Soviet anti-alcohol campaign nearly derailed economy
In 1985 there was a campaign in Russia to reduce the consumption of alcohol. Posters were designed and distributed.
Prohibitions were imposed during the Bolshevik Revolution in 1917, in the 1950’s, in the 1970’s and in 1985 to try to reduce the rate of alcoholism.
In 1985 Soviet President Mikhail Gorbachev restricted access to the sale of alcohol. He banned alcohol in restaurants and bars before 2 pm, people could no longer drink at work or on trains. He increased the price by 25 percent. He ordered the destruction of vineyards in Georgia and Moldova.
Historically the revenue from alcohol sales in Russia constituted one-third of the government revenue. First it went to the Tsar’s treasury and later to the Soviet coffers. By 1987, revenue had fallen by 16 billion rubles. This plus the fact that moonshine and organized crime were on the rise, forced the government to abandon the scheme.
Visitors to Russia have been commenting on the Russian’s drinking habits since the 10th century. It turns out they probably didn’t drink more than anybody else, they drank differently. They mostly drank vodka and they drank it in one sitting. The French drank more, but they drank wine everyday with a meal in fairly small amounts.
Drinking in Russia usually centered around a celebration. I remember many such events. We would arrive at somebody’s flat to find a table full of food. Small dishes, salads, fish, bread. The first course was always champagne. Russian champagne was cheap and pretty good. We would all have one or two glasses of champagne and make several toasts.
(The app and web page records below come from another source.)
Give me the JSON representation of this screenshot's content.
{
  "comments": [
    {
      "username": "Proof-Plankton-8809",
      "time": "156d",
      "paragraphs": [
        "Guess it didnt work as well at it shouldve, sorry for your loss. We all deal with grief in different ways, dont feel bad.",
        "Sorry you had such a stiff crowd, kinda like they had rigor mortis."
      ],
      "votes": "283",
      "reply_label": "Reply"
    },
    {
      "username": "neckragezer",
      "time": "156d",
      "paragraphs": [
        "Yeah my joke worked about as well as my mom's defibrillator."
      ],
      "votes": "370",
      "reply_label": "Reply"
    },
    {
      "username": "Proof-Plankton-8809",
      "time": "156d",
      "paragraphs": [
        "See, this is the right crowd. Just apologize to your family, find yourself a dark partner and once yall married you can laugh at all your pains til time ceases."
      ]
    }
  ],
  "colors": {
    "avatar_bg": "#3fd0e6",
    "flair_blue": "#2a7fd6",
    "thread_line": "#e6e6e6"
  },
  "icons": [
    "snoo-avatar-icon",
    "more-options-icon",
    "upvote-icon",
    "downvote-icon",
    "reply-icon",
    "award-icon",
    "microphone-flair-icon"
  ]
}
Then the vodka would come out. Sometimes there would be a wine chaser to go with it. The vodka was always chilled and served in shot glasses. Each time there was a toast, everybody would drain their glasses. There would be many toasts, relevant or not. This could go on for hours. Sometimes more food would appear in the form of a main course with meat and potatoes. Once all the vodka was gone, the table would be cleared and tea would be served with a torte or cookies.
At this point the brandy would appear. There was a very good Armenian brandy we drank quite often. The Georgian Republic also made good brandy. In the West people sipped brandy. In Russia they drank it like vodka, after a toast. When all the alcohol was gone, people went home.
It took time to recuperate from these events. If people had to go to work the next day, the cure was to have beer for breakfast. I would often see men drinking beer at the stalls outside the metro in the morning on my way to work.
Alcoholism has been and continues to be a problem in Russia.
Kathleen Gamble was born and raised overseas and has traveled extensively. She has a BA in Spanish and has worked in publishing, printing, desktop publishing, translating, and purchasing. She also designs and creates her own needlepoint. She started journaling at a young age and her memoir, Expat Alien, came out of those early journals. Over the years she has edited and produced an American Women’s Organization cookbook in Moscow, Russia, and several newsletters. Her first book, Expat Alien, was published in 2012 and she recently published a cookbook, 52 Food Fridays, both available on Amazon.com. You can also follow her blog at ExpatAlien.com.